→ Your goal
Could you state how many lines of the material hold "fraction"? Include nothing beyond the number.

__________

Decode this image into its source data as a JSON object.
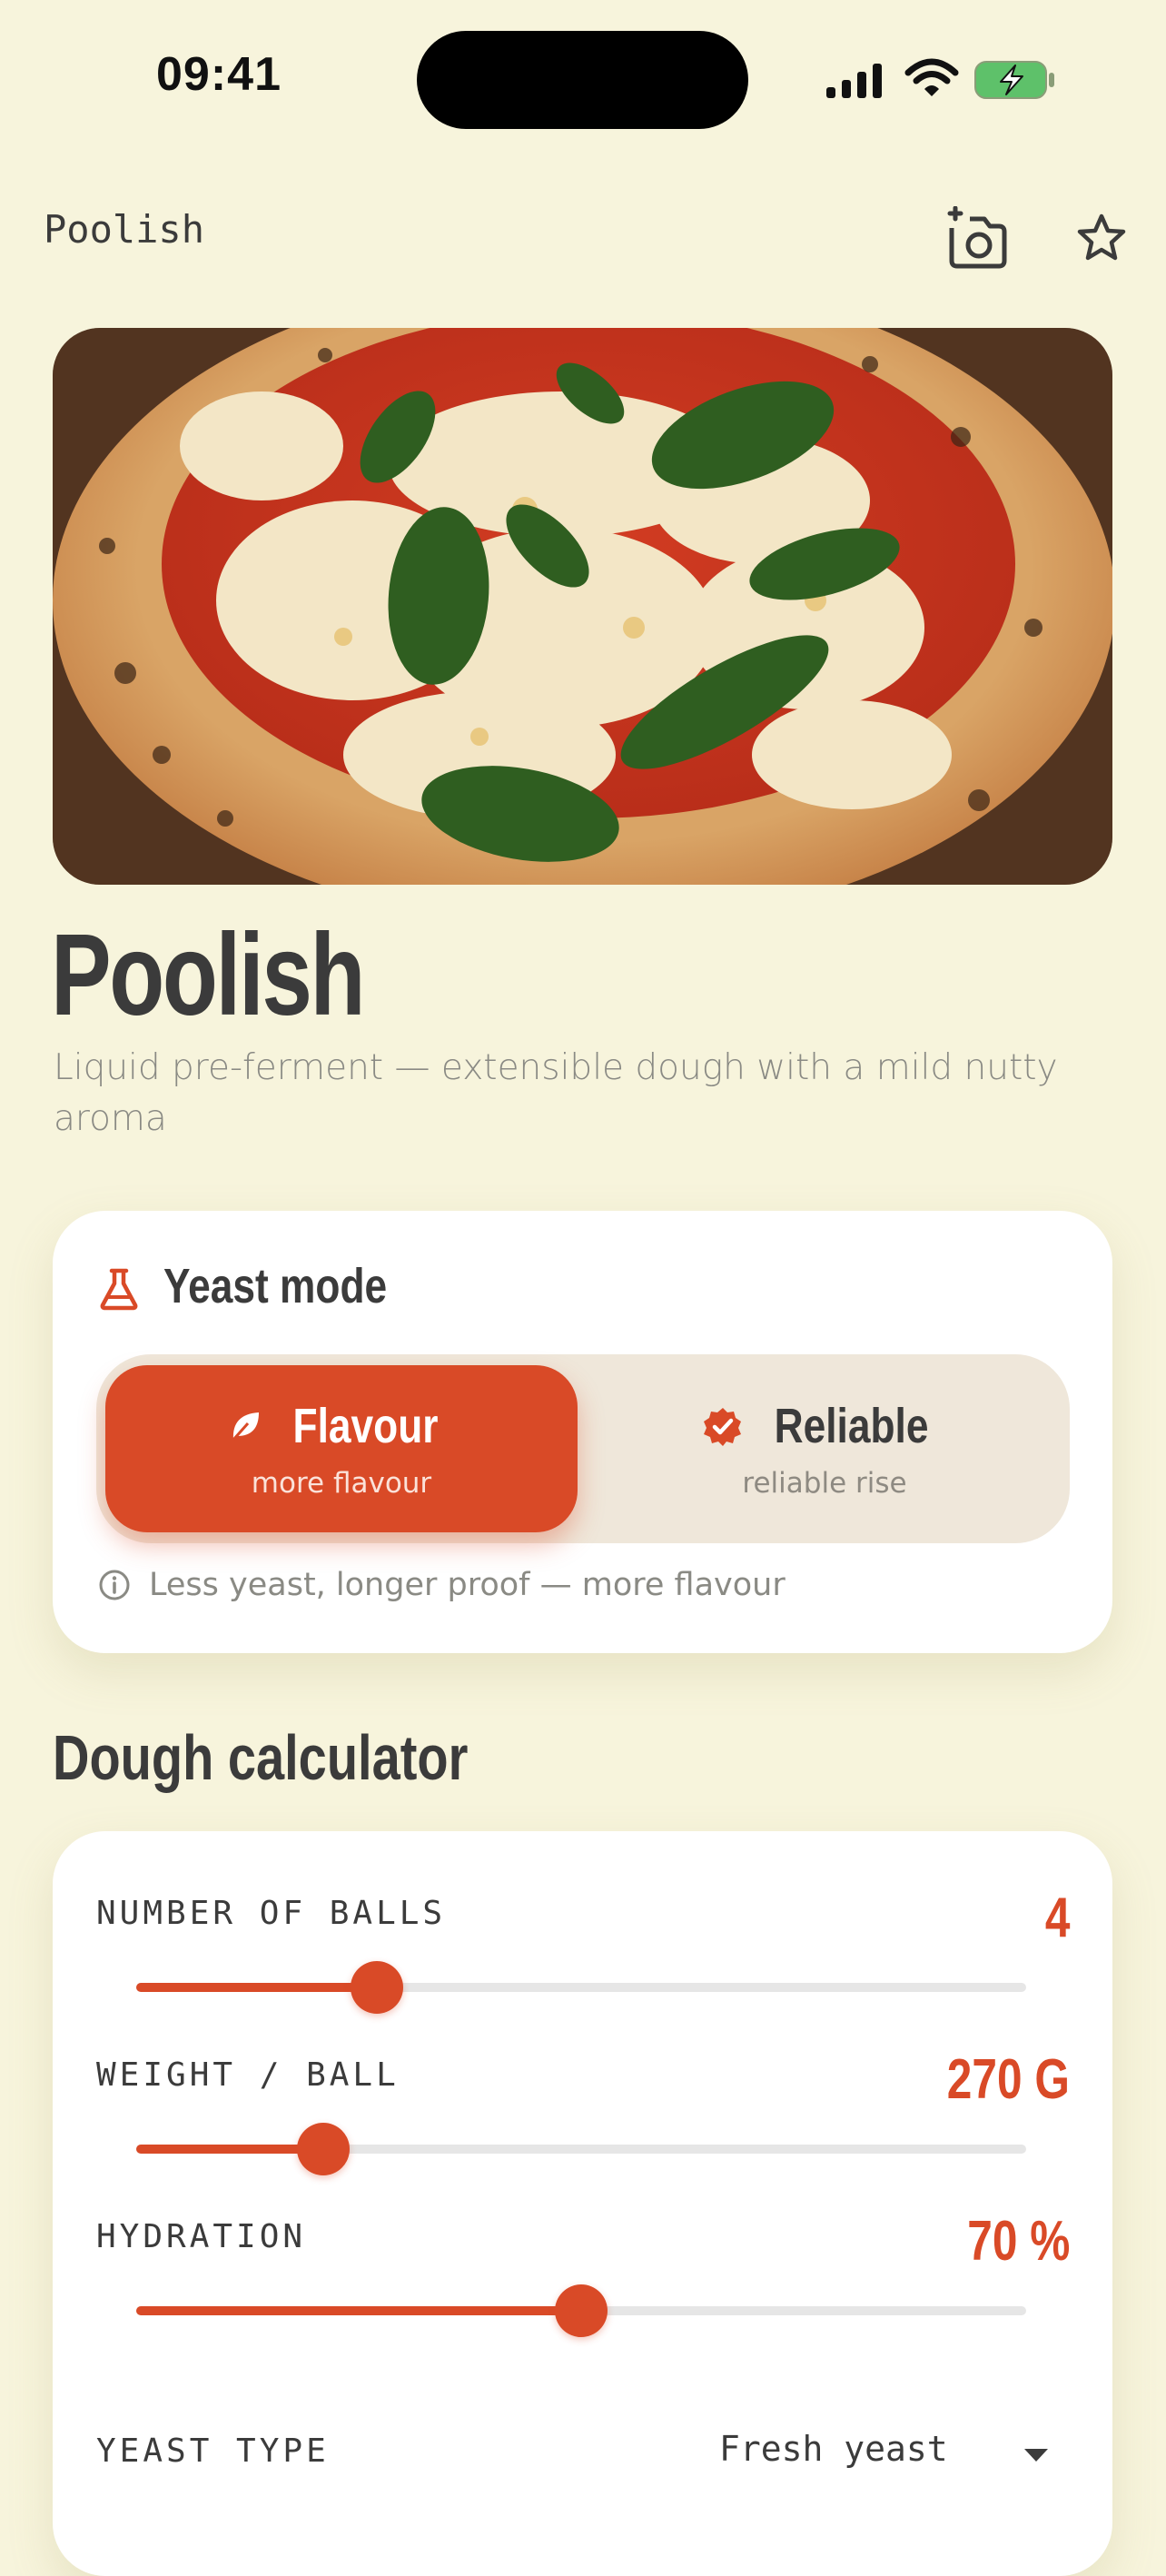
{
  "status_bar": {
    "time": "09:41"
  },
  "app_bar": {
    "title": "Poolish",
    "icons": [
      "add-photo-icon",
      "star-icon"
    ]
  },
  "recipe": {
    "title": "Poolish",
    "subtitle": "Liquid pre-ferment — extensible dough with a mild nutty aroma"
  },
  "yeast_mode": {
    "heading": "Yeast mode",
    "options": [
      {
        "label": "Flavour",
        "sublabel": "more flavour",
        "icon": "leaf-icon",
        "selected": true
      },
      {
        "label": "Reliable",
        "sublabel": "reliable rise",
        "icon": "verified-badge-icon",
        "selected": false
      }
    ],
    "hint": "Less yeast, longer proof — more flavour"
  },
  "calculator": {
    "title": "Dough calculator",
    "fields": [
      {
        "label": "NUMBER OF BALLS",
        "value": "4",
        "fraction": 0.27
      },
      {
        "label": "WEIGHT / BALL",
        "value": "270 G",
        "fraction": 0.21
      },
      {
        "label": "HYDRATION",
        "value": "70 %",
        "fraction": 0.5
      }
    ],
    "yeast_type": {
      "label": "YEAST TYPE",
      "value": "Fresh yeast"
    }
  },
  "colors": {
    "accent": "#d94a27",
    "background": "#f7f4dc",
    "card": "#ffffff",
    "segment_bg": "#efe7da",
    "text": "#3b3b3b"
  }
}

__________

→ Answer section
3